My advice to the players: don’t be frightened – get your fingers out, stop playing the ‘Blame Game’ and start practising the things you are NOT good at.
I told Alex Levy to take it easy when he was practising in Dubai and it seemed to do the trick at the Trophée Hassan in Morocco. It was important for him to get his head in the right place.
That’s the hard part of being a Touring professional. When you’ve done all the hard work on the technical aspects, it’s then all about getting your head in order. It’s difficult, because when things don’t go as planned, they always think it’s the golf. With Alex, it’s almost like he needs a performance director. We gave him drills to do in the gym and on the driving range. He needed a bit more structure in his practice and I talked with Tom, his caddie, about that.
To be fair, the players should be their own performance director but they never are. They’re all the same – they all look for something to blame. I’m looking for the player who will say, “Yes, I can do that, and I’ll do that by myself and if I need you, I’ll call you.” Not – “oh heck, this isn’t right, that’s not right.” I’ve said it many, many times, it’s not about the ‘hitting’, it’s the competitive sharpness and the stage fright you’ve got to handle. Sometimes you look at players and they’re frightened to death. Alvaro Quiros in Morocco is a prime example. He was frightened. He finished with two birdies for second place but he was frightened of winning the tournament. It was a bit of luck for me because I actually gave him a lesson in Madrid a week earlier and I thought he was going to beat Alex, which would have been disastrous! I’ve done that too many times, unfortunately.
Looking back to Houston, where Ian Poulter won, it was a case of giving him some stern advice and inspiration on the Friday morning. He was 1-over through 17 holes before rain curtailed day one, so we were sat in the caddies’ room waiting for him to go out and play the 18th, probably the hardest hole on the course. He then had to go back out an hour later to start his second round. He parred the hole, but during that wait to begin the second round, he was turning the air blue about his prospects and he asked me: “What on earth am I doing here – inspire me.” So I said: “Well what happens if you go out and shoot 8-under, and then do it again two times over the weekend? You’ll have won the event and you’ll make the Masters.” “Oh yeah, right, of course I can do that,” was his sarcastic response. So I said: “Do you really want to know what will inspire you, Ian? Exactly the opposite of ‘what on earth am I doing here?’ You’ve got to turn that around and say to yourself: “I’m here for a purpose and I’ve got to do the best I can.” That’s what I said to him, and that’s exactly what he did.
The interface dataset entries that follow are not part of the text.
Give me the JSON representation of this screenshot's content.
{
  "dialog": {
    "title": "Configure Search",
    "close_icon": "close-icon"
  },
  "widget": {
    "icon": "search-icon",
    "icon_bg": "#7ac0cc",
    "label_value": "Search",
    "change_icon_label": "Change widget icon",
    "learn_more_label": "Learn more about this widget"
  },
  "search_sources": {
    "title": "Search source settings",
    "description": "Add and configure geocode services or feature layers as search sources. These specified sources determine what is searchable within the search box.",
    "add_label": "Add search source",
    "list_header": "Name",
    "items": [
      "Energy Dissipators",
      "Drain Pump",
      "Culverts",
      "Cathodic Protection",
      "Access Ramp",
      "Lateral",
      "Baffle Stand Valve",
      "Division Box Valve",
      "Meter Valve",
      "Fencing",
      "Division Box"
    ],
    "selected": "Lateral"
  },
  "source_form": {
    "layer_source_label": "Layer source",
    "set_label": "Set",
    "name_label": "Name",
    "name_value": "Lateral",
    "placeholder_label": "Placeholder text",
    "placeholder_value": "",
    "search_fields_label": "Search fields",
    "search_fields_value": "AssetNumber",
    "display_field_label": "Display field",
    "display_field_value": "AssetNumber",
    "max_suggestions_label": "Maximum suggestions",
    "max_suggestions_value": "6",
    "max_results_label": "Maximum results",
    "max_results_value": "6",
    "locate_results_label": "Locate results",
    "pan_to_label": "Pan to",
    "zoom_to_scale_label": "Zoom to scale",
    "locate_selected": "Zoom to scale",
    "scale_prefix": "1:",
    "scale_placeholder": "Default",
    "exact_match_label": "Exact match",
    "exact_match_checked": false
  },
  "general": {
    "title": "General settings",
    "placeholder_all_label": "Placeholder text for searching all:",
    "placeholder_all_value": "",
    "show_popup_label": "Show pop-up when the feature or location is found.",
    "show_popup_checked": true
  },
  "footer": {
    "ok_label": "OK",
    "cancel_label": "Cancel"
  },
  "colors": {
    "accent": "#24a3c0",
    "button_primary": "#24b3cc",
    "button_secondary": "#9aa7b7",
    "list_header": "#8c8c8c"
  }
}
Looking ahead, I know that if Levy keeps playing at the level he’s at right now then he will be a certainty for The Ryder Cup. At this stage, with the event still five months away, so many players get affected by the prospect of qualifying. You can see it happening. We don’t know if Alex is going to suffer. Most Ryder Cup rookies will suffer – but not those rookies in the elite bracket, like Jon Rahm. There’s always somebody who looks like a dead cert to make the team but messes it up towards the end and doesn’t get in. Darren Clarke couldn’t really fail last time because that was a prime example of the ‘changing of the guard.’ The likes of McDowell, Donald, Poulter were all absent. It’s a massive undertaking.
There are four from the rookies at Hazeltine who will struggle to get in this year – Danny Willett, Chris Wood, Andy Sullivan and Matt Fitzpatrick. Matt wants to play in America and he enjoys it. But he needs to return to play in Europe and win a couple of titles and get some confidence back. If he did that, he’d be in the mix every week and move up the rankings. In America, players don’t seem to realise that you can play well and still miss the cut. They all need to get their finger out. Looking at the work ethic of some of today’s players, they need to work hard on the right things. Players fall into the trap of practising what they are good at in order to build confidence. They don’t like doing the things they are not good at. When players start practising the right things, like Alex did before he won in Morocco, then the good performances will come.